-- EXERCISE PROMPT --
Find every line in the records that holds the string "title". Copy each one.

-- INFORMATION --
━━━

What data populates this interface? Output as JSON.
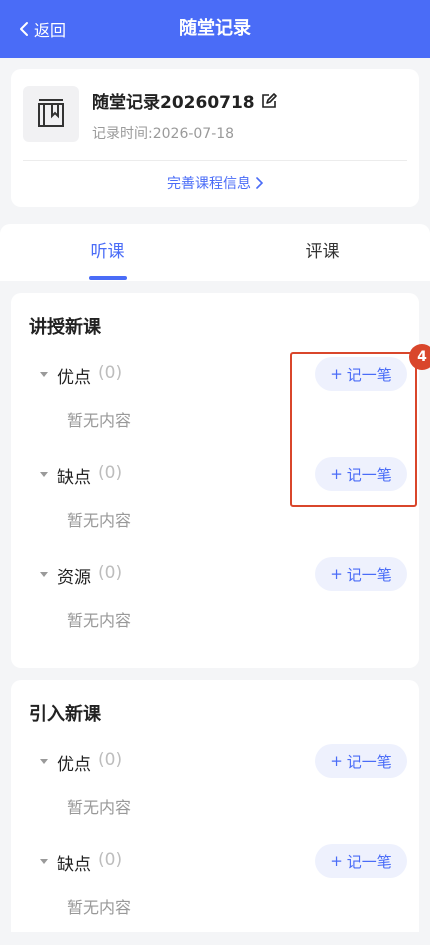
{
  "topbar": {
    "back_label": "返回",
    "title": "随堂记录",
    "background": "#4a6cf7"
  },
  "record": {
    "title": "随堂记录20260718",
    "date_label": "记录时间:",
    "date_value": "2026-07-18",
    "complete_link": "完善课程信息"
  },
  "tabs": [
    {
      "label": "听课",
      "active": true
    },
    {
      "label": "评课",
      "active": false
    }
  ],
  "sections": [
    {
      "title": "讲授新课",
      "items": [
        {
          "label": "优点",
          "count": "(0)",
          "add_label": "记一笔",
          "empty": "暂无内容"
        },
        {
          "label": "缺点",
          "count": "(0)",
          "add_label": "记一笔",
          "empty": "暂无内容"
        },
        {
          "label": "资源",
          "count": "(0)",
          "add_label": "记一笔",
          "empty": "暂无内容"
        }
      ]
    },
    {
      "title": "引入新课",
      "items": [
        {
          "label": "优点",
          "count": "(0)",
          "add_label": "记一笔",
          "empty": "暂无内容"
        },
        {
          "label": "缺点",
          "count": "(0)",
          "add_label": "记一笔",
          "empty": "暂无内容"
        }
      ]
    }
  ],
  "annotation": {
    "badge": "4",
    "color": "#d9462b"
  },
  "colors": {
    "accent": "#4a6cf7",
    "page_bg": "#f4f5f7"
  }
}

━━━

-- RESPONSE TO THE TASK --
    "title": "随堂记录",
    "title": "随堂记录20260718",
      "title": "讲授新课",
      "title": "引入新课",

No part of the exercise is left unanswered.